• _Aim of the task_: Go through the data below and return each line where the string "Mundo" occurs.

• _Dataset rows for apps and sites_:
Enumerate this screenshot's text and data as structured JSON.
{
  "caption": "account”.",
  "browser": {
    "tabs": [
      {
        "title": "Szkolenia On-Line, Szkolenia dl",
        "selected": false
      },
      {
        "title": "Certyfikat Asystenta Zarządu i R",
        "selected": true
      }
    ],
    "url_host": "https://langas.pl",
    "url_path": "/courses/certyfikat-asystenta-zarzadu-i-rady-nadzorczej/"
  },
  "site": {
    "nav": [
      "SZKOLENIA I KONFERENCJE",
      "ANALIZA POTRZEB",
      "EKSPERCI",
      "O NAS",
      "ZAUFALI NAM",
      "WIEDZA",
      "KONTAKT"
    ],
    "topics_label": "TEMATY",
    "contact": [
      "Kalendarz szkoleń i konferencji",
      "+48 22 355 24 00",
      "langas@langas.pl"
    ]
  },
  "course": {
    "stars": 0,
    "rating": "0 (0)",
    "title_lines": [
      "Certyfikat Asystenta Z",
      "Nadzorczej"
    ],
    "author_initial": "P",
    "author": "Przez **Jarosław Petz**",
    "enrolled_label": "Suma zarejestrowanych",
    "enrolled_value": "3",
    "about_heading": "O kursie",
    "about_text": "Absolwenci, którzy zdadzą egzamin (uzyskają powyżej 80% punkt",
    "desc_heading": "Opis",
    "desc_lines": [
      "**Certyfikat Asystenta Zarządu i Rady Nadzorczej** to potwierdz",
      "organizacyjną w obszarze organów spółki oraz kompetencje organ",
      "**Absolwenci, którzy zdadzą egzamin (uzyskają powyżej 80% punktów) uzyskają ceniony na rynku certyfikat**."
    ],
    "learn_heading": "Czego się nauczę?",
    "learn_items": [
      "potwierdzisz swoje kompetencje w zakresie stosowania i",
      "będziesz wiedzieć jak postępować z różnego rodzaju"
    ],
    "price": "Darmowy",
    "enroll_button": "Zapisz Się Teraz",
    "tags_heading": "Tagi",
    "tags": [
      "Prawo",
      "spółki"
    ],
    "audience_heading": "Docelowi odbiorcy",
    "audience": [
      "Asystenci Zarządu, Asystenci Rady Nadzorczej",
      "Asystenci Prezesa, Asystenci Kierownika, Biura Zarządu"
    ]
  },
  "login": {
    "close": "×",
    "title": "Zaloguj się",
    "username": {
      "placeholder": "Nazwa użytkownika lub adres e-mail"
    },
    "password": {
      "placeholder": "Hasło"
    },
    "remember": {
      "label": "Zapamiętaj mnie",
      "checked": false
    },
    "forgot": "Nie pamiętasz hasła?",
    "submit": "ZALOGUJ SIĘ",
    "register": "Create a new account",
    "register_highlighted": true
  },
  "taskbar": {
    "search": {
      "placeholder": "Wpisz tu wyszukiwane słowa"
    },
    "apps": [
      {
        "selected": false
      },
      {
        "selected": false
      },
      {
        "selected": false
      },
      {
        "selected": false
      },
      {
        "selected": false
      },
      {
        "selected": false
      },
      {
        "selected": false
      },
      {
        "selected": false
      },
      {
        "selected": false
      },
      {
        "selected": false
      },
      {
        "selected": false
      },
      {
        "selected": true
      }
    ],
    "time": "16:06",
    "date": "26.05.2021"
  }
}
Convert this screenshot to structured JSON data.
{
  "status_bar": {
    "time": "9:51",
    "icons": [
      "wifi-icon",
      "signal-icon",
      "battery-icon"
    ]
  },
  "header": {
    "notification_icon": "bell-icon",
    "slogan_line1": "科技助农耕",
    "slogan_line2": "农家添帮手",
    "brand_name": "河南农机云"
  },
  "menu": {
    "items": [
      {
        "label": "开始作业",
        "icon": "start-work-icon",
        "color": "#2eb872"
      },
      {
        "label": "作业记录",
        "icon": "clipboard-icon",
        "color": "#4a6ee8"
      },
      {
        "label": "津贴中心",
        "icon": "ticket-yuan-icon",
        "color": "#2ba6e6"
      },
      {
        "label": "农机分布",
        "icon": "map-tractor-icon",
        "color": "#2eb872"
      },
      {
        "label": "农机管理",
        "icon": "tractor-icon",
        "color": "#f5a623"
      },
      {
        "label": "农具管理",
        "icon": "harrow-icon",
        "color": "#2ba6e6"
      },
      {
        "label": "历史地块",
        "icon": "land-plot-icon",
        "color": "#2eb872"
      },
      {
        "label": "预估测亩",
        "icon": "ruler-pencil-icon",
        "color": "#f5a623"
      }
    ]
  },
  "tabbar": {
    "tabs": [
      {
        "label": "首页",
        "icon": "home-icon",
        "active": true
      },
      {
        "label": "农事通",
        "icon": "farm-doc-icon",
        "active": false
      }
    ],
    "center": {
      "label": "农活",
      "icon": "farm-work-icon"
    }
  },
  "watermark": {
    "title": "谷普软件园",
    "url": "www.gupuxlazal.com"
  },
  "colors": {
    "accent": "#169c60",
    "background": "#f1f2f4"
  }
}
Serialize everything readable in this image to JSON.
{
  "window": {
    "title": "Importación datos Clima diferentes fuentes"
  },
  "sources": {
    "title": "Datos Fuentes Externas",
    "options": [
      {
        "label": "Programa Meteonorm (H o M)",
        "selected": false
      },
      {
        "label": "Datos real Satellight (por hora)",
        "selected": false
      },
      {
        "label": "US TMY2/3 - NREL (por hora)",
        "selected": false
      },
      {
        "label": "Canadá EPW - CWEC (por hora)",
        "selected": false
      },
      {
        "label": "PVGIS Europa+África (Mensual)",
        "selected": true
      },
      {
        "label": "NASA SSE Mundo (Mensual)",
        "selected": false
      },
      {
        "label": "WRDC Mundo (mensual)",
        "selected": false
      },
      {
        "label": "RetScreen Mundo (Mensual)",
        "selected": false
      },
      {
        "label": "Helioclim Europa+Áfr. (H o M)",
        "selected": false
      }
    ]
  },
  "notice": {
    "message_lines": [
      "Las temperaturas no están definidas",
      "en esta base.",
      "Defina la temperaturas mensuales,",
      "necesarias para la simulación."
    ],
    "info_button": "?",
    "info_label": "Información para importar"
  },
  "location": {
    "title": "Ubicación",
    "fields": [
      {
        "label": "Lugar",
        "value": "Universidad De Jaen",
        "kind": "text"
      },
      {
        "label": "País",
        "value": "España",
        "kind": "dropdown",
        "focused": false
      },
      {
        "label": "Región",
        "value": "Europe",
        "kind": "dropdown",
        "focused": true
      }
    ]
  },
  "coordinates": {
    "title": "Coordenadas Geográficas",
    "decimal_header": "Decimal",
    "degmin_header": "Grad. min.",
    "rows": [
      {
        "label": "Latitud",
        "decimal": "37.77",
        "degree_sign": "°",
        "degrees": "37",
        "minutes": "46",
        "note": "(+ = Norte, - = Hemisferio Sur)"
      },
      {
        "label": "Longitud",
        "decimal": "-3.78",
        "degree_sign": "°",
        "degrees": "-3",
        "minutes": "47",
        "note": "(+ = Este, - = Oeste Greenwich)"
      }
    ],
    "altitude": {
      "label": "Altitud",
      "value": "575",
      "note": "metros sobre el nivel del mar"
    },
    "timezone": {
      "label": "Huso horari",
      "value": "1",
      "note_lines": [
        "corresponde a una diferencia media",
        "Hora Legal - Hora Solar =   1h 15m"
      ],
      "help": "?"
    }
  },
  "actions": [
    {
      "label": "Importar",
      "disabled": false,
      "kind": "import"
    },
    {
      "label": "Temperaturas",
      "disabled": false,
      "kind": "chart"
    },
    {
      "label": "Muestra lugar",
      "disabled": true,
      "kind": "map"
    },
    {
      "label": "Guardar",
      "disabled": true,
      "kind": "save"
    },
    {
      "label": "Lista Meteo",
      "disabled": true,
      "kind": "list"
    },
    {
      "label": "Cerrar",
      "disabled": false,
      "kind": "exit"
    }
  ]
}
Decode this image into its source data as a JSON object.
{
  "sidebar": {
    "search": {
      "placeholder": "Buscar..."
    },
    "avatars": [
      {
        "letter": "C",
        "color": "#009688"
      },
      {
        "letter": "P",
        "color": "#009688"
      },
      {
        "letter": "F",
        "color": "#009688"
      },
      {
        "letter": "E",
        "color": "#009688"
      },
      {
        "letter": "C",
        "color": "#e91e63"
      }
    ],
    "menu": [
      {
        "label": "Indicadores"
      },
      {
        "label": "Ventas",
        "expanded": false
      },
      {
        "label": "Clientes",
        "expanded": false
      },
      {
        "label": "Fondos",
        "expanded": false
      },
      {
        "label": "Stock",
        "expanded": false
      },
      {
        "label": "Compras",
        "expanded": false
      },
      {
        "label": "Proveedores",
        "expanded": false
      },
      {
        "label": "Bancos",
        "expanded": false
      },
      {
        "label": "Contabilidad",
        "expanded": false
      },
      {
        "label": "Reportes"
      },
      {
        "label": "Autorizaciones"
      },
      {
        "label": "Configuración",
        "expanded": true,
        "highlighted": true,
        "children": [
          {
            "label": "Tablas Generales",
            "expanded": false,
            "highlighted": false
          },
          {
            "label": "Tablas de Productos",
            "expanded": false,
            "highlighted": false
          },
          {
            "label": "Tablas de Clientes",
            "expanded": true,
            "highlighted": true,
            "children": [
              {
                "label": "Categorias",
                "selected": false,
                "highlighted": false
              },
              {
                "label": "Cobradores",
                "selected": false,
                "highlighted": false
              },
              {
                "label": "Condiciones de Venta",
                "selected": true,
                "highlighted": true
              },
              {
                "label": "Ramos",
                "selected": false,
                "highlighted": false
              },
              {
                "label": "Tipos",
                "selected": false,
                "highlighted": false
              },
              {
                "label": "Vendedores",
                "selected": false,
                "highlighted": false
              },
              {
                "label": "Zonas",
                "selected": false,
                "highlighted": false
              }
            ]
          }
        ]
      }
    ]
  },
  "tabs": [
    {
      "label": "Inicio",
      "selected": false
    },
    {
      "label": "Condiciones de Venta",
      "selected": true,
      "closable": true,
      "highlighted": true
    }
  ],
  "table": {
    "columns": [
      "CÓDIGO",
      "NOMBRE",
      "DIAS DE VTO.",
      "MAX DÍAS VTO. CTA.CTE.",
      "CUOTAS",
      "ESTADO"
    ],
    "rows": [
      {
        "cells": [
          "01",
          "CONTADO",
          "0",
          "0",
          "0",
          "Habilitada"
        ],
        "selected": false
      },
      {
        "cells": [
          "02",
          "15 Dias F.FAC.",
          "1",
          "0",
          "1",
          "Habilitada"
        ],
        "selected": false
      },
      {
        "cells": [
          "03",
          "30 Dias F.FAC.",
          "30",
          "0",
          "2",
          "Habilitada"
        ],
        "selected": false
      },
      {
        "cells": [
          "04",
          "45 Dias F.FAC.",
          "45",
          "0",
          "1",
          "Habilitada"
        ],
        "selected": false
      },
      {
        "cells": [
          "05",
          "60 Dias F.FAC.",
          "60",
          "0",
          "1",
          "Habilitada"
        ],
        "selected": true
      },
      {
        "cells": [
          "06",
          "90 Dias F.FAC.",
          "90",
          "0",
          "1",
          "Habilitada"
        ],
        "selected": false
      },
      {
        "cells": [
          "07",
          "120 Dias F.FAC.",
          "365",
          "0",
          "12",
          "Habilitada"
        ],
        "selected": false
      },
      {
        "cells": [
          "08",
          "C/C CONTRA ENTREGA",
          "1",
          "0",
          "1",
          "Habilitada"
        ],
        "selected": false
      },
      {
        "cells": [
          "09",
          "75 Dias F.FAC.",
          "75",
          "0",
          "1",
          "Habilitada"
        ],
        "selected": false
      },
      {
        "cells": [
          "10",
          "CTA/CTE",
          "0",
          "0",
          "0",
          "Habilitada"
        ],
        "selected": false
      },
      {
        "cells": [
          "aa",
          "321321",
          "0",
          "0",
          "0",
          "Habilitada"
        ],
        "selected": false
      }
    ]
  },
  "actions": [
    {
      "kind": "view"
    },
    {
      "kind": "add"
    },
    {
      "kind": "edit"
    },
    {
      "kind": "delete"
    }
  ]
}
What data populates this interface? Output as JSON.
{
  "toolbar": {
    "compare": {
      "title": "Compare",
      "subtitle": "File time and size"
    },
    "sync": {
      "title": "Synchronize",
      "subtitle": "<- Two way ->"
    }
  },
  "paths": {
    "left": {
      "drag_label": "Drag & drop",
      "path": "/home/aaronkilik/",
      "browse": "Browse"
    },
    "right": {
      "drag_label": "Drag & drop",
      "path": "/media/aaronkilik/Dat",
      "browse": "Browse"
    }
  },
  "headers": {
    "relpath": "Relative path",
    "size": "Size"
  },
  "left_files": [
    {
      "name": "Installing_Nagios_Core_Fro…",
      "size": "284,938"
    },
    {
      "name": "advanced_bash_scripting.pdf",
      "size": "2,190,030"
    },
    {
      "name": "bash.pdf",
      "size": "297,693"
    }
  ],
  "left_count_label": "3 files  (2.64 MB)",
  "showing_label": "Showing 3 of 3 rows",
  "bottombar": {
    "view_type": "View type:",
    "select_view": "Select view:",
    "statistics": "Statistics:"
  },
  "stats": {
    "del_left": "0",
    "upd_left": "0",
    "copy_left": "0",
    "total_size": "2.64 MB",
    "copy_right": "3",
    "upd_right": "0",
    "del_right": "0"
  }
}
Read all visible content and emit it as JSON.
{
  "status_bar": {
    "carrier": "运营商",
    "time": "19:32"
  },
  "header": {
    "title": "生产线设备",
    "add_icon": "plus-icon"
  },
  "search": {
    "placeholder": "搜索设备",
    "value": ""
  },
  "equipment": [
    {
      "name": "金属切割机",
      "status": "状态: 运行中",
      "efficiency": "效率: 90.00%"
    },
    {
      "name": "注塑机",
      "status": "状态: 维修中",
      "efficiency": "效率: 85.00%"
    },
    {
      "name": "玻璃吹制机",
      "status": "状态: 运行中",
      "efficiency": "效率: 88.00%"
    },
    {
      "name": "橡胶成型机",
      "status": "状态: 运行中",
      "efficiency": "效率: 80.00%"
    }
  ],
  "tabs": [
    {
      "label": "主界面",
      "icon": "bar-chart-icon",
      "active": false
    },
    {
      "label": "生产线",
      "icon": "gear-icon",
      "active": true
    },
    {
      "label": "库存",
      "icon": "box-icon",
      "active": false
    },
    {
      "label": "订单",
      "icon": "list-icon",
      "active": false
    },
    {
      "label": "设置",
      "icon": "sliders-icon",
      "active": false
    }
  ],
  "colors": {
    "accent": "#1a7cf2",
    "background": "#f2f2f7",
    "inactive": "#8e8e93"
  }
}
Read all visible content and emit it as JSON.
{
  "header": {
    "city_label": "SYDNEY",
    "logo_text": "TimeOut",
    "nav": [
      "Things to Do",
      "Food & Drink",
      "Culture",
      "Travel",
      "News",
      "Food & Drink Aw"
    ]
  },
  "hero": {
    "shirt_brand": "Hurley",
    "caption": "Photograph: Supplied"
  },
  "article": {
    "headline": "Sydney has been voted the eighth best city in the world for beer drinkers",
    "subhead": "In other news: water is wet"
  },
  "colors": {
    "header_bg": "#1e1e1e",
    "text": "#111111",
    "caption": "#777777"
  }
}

• _Completed task_:
        "label": "NASA SSE Mundo (Mensual)",
        "label": "WRDC Mundo (mensual)",
        "label": "RetScreen Mundo (Mensual)",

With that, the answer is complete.